Ayala is obviously clever and uses that floaty, unreal quality to great effect, but it does come with consequences. Just as the last issue had trouble placing itself in time, the unreality of the setting can add confusion to this issue and dull some of the impact. It’s impressive how much you can feel Ellie’s dizziness, her disorientation, but that means that things aren’t quite as immediate as you’d like.
Luckily, even if Ayala includes some intentional ambiguity, you’ll have little trouble following the narrative thanks to Lisa Sterle’s thoughtful yet traditional layouts. Sterle builds her pages on a foundation of familiar yet interesting boxes, giving the book a classic feel that suddenly retreats when she decides to try something a little wilder.
Sterle’s distinctive style will be familiar to readers of Long Lost, with her bright, soulful eyes and eerie visitors from beyond present as ever. One major difference between this series and Long Lost is that Submerged has a colorist, Stelladia.
The interplay between pale cyan and all all manner of fiery reds, from raging inferno to dying ember and every bloody hue in between, makes for a striking motif and gives an extra level of depth to Sterle’s flattened aesthetic. When that means giving distinction between fore and background elements it’s fantastic, though some of the lighting effects are clearly more three dimensional than suits Sterle. Still, particularly when Stelladia leans into Sterle’s simplicity, the results of their collaboration can be striking, an appropriate match for Ayala’s script.

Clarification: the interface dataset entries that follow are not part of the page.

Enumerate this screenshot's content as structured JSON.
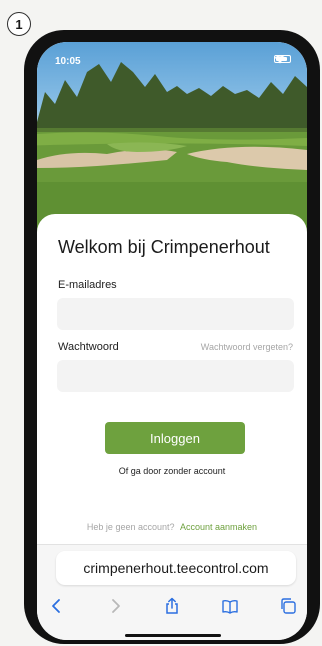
{
  "step": "1",
  "status_bar": {
    "time": "10:05"
  },
  "login": {
    "title": "Welkom bij Crimpenerhout",
    "email_label": "E-mailadres",
    "email_value": "",
    "password_label": "Wachtwoord",
    "password_value": "",
    "forgot_link": "Wachtwoord vergeten?",
    "login_button": "Inloggen",
    "guest_link": "Of ga door zonder account",
    "no_account_text": "Heb je geen account?",
    "create_account_link": "Account aanmaken"
  },
  "browser": {
    "url": "crimpenerhout.teecontrol.com",
    "toolbar_icons": [
      "back-icon",
      "forward-icon",
      "share-icon",
      "bookmarks-icon",
      "tabs-icon"
    ]
  },
  "colors": {
    "accent": "#6ea13e",
    "muted_text": "#a6a6a6",
    "field_bg": "#f3f3f3"
  }
}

The watercolor effect of Stelladia’s colors is a stunning addition to the book, bringing not only aesthetic beauty but a smokey unreality to the panels. Especially as contrasted to some of the more solid panels, there’s a powerful quality in it.

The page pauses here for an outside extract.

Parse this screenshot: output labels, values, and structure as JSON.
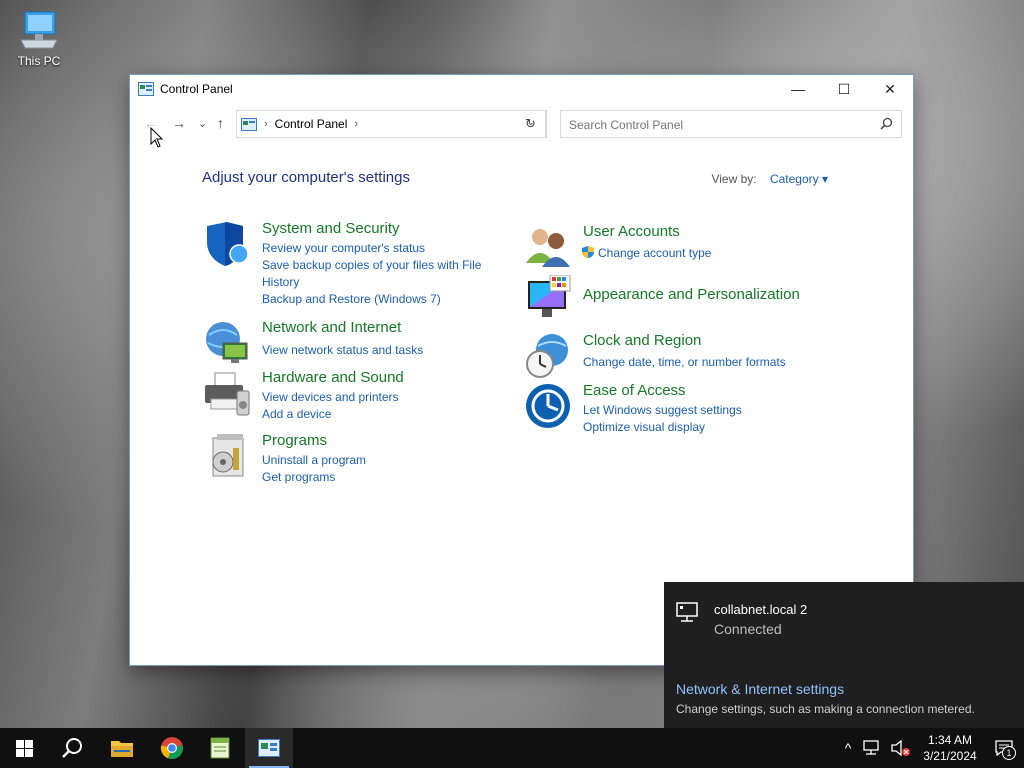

As for Sterle, her only weakness seems to be a handful of panels that look a little stiff. Submerged is already much more active than Long Lost Book One was and, while there’s little doubt that Sterle has an impressive grasp of speed and ‘camera movement’, some of her action poses lack the life she imbues the rest of the book with.
With its second issue Submerged makes its mark as a clever, forceful piece of comic art. Its hazy experience of descent into New York’s underworld summons up classical myth and Dante’s Inferno, forcing the reader to wonder how much of each Ellie has wandered into. It’s an undeniably intelligent book, best suited for a reader who enjoys piecing together the clues of the narrative and exploring the symbolic and fantastical ambiguities of the story, but both art and writing put emotion first, opening with a tremendously visceral slice of life made monstrous. The whole issue follows this pattern, constructing a carefully plotted narrative as scaffolding for the emotional experience of reading, whether that be empathizing actively with Ellie’s writing or being forced into her confusion and impossibility by the immersive telling.
Submerged #2 is a return to a more classical model of storytelling, with all its benefits and weaknesses, and, just like a haunting bedtime story, it ends for the night leaving you wanting more. Some readers may want something more horrific than eerie or something with more action or a more concrete reality, but if Submerged appeals, then I strongly encourage you to pick it up in singles. Its spiraling descent is best experienced in pieces with plenty of time to process the journey it takes you on.
Submerged #2 is currently available from Vault Comics.